Aim of the task :: Search the records that follow and extract every line containing the string "title".

=== Information shown ===

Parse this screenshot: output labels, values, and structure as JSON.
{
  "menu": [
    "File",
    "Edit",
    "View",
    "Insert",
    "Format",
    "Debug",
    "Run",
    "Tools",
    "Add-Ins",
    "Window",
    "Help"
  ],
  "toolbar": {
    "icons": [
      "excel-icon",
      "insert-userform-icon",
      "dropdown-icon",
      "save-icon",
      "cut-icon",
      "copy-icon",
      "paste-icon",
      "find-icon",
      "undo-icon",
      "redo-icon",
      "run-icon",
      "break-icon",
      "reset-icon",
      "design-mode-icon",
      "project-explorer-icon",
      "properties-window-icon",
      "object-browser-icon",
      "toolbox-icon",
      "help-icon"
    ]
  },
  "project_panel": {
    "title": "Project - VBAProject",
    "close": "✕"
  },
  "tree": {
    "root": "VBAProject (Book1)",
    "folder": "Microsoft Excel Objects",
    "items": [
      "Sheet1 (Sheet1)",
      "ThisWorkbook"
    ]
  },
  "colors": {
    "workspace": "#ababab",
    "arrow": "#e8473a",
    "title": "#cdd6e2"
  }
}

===

Solution to this task ::
    "title": "Project - VBAProject",
    "title": "#cdd6e2"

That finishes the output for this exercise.